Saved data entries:
*** Block opens ***

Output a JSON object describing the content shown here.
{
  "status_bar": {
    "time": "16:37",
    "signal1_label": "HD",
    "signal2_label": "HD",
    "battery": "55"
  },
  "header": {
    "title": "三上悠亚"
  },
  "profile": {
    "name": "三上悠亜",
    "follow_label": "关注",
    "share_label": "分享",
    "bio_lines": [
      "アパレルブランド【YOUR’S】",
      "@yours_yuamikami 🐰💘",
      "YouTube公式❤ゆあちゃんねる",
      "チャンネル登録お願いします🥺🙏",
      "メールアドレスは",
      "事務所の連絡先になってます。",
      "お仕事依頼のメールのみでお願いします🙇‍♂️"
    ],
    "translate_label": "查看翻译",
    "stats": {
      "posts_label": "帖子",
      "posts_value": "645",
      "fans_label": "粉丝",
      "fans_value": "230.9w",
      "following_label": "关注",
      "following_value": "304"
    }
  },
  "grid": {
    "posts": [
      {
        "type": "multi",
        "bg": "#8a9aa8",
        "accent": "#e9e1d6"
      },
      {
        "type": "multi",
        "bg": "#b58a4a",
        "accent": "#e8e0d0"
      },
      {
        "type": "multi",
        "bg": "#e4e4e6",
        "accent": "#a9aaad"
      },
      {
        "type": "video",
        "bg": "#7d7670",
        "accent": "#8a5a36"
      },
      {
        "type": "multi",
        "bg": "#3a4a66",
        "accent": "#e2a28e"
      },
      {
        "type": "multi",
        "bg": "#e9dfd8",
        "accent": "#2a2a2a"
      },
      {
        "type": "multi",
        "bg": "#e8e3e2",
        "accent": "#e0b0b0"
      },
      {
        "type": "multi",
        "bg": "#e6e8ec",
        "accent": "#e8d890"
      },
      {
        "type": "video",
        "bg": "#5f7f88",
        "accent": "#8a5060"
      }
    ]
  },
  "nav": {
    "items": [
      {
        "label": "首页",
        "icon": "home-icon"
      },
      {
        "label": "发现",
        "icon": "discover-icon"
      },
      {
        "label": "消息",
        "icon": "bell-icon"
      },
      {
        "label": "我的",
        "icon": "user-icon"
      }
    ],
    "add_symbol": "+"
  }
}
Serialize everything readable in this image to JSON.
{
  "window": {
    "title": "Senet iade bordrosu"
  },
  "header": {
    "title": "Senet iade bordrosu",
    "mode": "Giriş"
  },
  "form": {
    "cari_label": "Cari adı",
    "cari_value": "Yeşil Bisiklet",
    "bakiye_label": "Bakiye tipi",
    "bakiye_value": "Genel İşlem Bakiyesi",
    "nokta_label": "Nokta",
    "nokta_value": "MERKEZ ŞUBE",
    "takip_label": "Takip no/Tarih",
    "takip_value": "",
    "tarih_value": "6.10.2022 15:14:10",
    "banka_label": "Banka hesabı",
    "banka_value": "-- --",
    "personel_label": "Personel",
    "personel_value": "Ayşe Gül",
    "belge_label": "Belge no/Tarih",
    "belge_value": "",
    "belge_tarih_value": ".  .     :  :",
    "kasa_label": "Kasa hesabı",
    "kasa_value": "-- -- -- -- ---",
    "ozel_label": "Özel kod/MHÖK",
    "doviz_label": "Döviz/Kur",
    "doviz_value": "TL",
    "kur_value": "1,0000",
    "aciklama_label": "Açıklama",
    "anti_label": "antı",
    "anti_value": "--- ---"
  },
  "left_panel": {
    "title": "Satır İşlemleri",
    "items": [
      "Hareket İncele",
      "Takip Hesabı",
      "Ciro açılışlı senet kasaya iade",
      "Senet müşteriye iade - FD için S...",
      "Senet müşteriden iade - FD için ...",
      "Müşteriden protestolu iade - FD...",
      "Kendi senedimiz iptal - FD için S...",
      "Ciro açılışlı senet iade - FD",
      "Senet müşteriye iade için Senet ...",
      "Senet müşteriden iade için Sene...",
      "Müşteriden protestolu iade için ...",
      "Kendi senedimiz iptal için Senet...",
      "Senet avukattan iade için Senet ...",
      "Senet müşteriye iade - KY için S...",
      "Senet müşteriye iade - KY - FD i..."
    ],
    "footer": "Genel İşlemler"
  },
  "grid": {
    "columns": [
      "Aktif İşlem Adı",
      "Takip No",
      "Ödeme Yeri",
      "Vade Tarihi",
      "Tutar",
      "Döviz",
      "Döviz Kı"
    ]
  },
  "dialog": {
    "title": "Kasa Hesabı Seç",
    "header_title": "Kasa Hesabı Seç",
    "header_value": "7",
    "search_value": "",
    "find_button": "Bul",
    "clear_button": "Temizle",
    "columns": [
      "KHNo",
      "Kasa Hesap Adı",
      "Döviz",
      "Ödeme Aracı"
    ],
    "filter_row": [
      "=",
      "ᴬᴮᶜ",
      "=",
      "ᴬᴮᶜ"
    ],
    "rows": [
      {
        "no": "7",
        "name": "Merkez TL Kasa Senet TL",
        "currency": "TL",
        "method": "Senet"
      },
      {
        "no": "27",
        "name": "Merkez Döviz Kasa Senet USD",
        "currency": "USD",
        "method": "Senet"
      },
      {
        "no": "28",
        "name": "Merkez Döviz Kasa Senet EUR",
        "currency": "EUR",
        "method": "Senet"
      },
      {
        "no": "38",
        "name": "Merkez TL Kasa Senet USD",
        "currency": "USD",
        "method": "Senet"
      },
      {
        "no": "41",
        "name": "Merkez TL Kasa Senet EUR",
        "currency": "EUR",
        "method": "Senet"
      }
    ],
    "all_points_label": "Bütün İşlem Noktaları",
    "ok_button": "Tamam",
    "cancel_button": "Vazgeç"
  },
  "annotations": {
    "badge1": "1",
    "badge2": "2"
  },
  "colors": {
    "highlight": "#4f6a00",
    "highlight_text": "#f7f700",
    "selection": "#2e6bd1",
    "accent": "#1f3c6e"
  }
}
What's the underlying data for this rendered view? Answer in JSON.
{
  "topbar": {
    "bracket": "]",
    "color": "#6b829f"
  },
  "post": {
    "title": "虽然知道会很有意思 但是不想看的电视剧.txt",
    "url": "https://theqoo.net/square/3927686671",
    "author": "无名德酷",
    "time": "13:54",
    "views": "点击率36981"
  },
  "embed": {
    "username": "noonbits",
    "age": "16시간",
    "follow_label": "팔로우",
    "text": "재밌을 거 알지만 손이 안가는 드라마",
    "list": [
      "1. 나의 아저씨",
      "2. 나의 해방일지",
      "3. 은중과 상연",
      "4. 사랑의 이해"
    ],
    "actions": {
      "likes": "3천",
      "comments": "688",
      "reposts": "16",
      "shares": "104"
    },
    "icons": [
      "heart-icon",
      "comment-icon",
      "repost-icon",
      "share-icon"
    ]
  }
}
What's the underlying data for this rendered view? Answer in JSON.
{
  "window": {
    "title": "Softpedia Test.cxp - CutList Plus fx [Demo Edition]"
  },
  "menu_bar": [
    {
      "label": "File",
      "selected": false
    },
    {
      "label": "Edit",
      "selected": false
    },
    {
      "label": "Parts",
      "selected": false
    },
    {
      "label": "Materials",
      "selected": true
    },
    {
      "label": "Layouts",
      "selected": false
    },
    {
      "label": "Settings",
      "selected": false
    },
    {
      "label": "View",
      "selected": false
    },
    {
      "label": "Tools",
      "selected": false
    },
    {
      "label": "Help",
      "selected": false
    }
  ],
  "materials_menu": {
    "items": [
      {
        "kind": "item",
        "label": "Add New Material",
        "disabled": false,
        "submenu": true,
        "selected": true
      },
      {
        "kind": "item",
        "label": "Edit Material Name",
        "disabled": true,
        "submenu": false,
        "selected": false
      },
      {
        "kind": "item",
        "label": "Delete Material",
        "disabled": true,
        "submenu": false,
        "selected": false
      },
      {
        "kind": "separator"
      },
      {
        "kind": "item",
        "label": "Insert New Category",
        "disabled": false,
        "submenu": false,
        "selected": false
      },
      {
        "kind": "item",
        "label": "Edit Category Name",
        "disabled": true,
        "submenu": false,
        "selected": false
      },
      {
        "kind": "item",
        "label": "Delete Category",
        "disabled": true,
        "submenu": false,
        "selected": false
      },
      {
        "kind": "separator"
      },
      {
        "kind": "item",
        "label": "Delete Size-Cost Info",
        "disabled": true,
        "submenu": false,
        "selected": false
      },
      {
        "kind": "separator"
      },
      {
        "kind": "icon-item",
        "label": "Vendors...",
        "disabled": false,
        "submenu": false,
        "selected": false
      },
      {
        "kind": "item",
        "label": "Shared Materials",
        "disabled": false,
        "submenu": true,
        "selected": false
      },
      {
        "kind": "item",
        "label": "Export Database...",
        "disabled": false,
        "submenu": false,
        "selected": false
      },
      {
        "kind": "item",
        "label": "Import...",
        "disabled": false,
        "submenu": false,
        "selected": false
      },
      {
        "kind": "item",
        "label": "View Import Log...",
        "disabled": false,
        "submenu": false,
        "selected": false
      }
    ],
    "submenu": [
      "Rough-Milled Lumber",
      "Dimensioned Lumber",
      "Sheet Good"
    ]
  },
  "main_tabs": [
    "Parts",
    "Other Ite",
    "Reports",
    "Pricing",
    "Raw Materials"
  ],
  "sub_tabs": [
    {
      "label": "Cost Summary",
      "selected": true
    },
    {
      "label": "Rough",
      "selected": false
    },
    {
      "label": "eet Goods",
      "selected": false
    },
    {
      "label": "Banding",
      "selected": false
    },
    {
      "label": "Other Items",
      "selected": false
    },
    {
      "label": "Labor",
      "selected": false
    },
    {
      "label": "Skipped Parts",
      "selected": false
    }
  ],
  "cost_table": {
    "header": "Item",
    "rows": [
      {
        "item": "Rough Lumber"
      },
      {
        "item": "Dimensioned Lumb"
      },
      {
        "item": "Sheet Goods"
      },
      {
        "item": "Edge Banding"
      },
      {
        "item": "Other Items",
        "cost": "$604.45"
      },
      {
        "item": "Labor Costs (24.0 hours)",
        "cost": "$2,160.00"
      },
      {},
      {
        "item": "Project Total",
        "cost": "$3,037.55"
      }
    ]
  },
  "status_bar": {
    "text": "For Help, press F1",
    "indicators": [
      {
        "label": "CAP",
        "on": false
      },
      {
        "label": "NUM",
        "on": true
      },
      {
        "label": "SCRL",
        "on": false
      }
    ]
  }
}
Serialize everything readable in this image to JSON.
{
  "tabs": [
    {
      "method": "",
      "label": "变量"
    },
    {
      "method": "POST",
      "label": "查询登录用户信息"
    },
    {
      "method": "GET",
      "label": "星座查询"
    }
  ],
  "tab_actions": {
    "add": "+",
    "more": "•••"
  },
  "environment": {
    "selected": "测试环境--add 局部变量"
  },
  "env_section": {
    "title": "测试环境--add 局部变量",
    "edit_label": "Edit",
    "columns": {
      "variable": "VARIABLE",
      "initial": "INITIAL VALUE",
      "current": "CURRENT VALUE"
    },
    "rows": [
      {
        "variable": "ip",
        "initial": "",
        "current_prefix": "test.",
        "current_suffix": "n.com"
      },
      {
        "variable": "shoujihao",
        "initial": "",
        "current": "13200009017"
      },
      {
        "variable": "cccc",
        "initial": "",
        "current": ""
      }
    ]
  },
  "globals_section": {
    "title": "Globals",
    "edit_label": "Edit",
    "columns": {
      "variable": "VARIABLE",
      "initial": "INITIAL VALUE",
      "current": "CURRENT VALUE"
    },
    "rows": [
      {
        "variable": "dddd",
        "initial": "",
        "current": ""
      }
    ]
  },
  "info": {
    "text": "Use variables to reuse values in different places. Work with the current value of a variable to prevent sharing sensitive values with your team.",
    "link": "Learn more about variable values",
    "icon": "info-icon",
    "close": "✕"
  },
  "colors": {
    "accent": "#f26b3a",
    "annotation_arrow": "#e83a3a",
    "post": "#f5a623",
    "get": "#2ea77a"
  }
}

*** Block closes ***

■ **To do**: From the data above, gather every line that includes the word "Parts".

■ **Problem solution**:
      "label": "Parts",
    "Parts",
      "label": "Skipped Parts",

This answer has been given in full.